The MAGIC fashion convention has come to Las Vegas at the Mandalay Bay Convention Center to showcase some of the hottest clothing trends for men. (Nathan Asselin/Las Vegas Review-Journal)
Allegiant Air flight attendants learn how to handle a water landing
Field instructor Ashleigh Markel talks about training prospective flight attendants for Allegiant Air getting live training with a raft for a water landing at the Heritage Park Aquatic Complex in Henderson on Monday. (John Hornberg/Las Vegas Review-Journal)
Smith & Wollensky CEO Michael Feighery speaks
Smith & Wollensky CEO Michael Feighery speaks about the new Smith & Wollensky restaurant coming to the Grand Canal Shoppes at The Venetian in Las Vegas.
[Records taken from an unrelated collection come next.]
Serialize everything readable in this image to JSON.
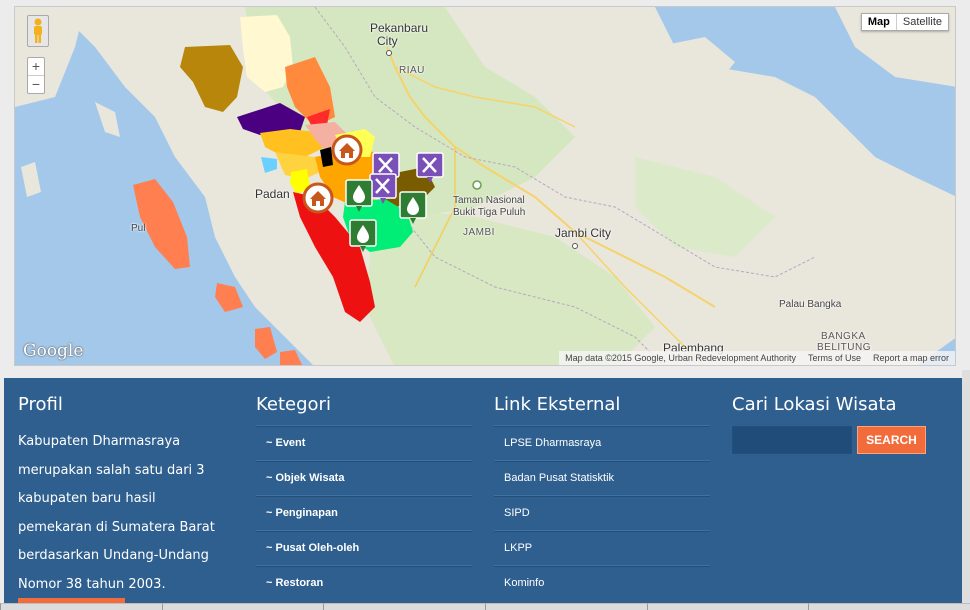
{
  "map": {
    "type_buttons": {
      "map": "Map",
      "satellite": "Satellite"
    },
    "zoom": {
      "in": "+",
      "out": "−"
    },
    "labels": {
      "pekanbaru": "Pekanbaru",
      "city": "City",
      "riau": "RIAU",
      "padang": "Padan",
      "taman1": "Taman Nasional",
      "taman2": "Bukit Tiga Puluh",
      "jambi": "JAMBI",
      "jambi_city": "Jambi City",
      "palau_bangka": "Palau Bangka",
      "bangka1": "BANGKA",
      "bangka2": "BELITUNG",
      "palembang": "Palembang",
      "pulau": "Pul"
    },
    "logo": "Google",
    "attribution": {
      "data": "Map data ©2015 Google, Urban Redevelopment Authority",
      "terms": "Terms of Use",
      "report": "Report a map error"
    },
    "colors": {
      "water": "#a4c8ea",
      "land": "#e9e6dc",
      "green": "#cfe6b5",
      "marker_home": "#c8571c",
      "marker_food": "#7b4fb8",
      "marker_drop": "#2e7d32"
    }
  },
  "footer": {
    "profil": {
      "title": "Profil",
      "text": "Kabupaten Dharmasraya merupakan salah satu dari 3 kabupaten baru hasil pemekaran di Sumatera Barat berdasarkan Undang-Undang Nomor 38 tahun 2003."
    },
    "kategori": {
      "title": "Ketegori",
      "items": [
        "~ Event",
        "~ Objek Wisata",
        "~ Penginapan",
        "~ Pusat Oleh-oleh",
        "~ Restoran"
      ]
    },
    "link": {
      "title": "Link Eksternal",
      "items": [
        "LPSE Dharmasraya",
        "Badan Pusat Statisktik",
        "SIPD",
        "LKPP",
        "Kominfo"
      ]
    },
    "cari": {
      "title": "Cari Lokasi Wisata",
      "input_value": "",
      "button": "SEARCH"
    }
  }
}
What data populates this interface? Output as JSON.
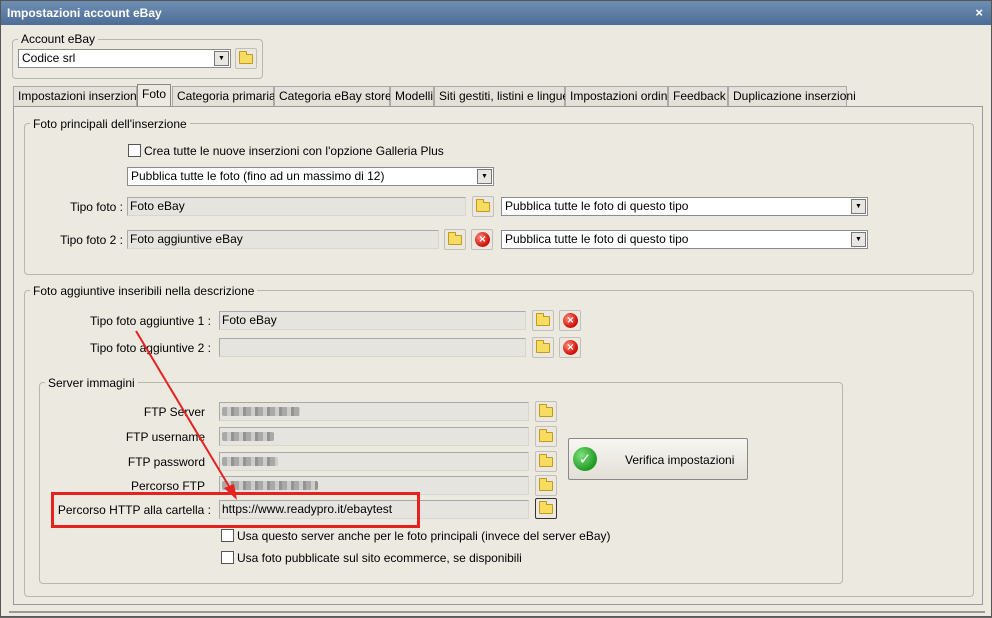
{
  "window": {
    "title": "Impostazioni account eBay",
    "close_glyph": "×"
  },
  "account": {
    "legend": "Account eBay",
    "value": "Codice srl"
  },
  "tabs": [
    "Impostazioni inserzioni",
    "Foto",
    "Categoria primaria",
    "Categoria eBay store",
    "Modelli",
    "Siti gestiti, listini e lingue",
    "Impostazioni ordini",
    "Feedback",
    "Duplicazione inserzioni"
  ],
  "main_photos": {
    "legend": "Foto principali dell'inserzione",
    "galleria_plus_label": "Crea tutte le nuove inserzioni con l'opzione Galleria Plus",
    "publish_select": "Pubblica tutte le foto (fino ad un massimo di 12)",
    "tipo_foto_label": "Tipo foto :",
    "tipo_foto_value": "Foto eBay",
    "tipo_foto_select": "Pubblica tutte le foto di questo tipo",
    "tipo_foto2_label": "Tipo foto 2 :",
    "tipo_foto2_value": "Foto aggiuntive eBay",
    "tipo_foto2_select": "Pubblica tutte le foto di questo tipo"
  },
  "extra_photos": {
    "legend": "Foto aggiuntive inseribili nella descrizione",
    "tipo1_label": "Tipo foto aggiuntive 1 :",
    "tipo1_value": "Foto eBay",
    "tipo2_label": "Tipo foto aggiuntive 2 :",
    "tipo2_value": ""
  },
  "server": {
    "legend": "Server immagini",
    "ftp_server_label": "FTP Server",
    "ftp_username_label": "FTP username",
    "ftp_password_label": "FTP password",
    "percorso_ftp_label": "Percorso FTP",
    "http_label": "Percorso HTTP alla cartella :",
    "http_value": "https://www.readypro.it/ebaytest",
    "use_server_label": "Usa questo server anche per le foto principali (invece del server eBay)",
    "use_ecommerce_label": "Usa foto pubblicate sul sito ecommerce, se disponibili",
    "verify_button": "Verifica impostazioni"
  },
  "colors": {
    "annotation": "#e52220",
    "titlebar": "#5b7ba3"
  },
  "icons": {
    "folder": "folder-icon",
    "delete": "delete-icon",
    "check": "check-icon",
    "dropdown": "dropdown-arrow-icon"
  }
}
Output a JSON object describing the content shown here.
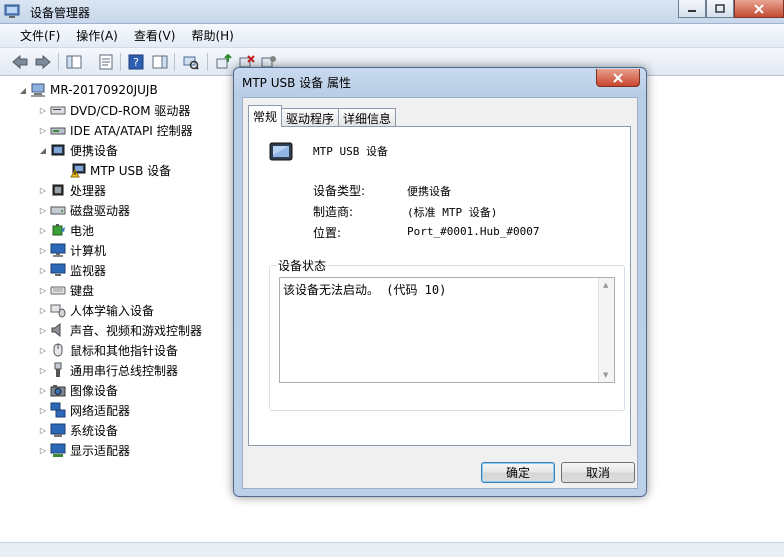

Smith & Wollensky CEO Michael Feighery speaks
Smith & Wollensky CEO Michael Feighery speaks about the new Smith & Wollensky restaurant coming to the Grand Canal Shoppes at The Venetian in Las Vegas.
Smith & Wollensky CEO Michael Feighery talks about Las Vegas return
Michael Feighery, CEO of Smith & Wollensky Restaurant Group, discusses the restaurant's upcoming return to the Las Vegas Strip.
Apartments to Come to Hughes Center
Developer Eric Cohen discusses his current building project at the Hughes Center office park in Las Vegas, Thursday, Jan. 31, 2019. Caroline Brehman/Las Vegas Review-Journal
Stratosphere to rebrand to The STRAT
The Stratosphere, a 1,150-foot-tall property in Las Vegas will be renamed The STRAT Hotel, Casino and Skypod.
Home Front Page Footer Listing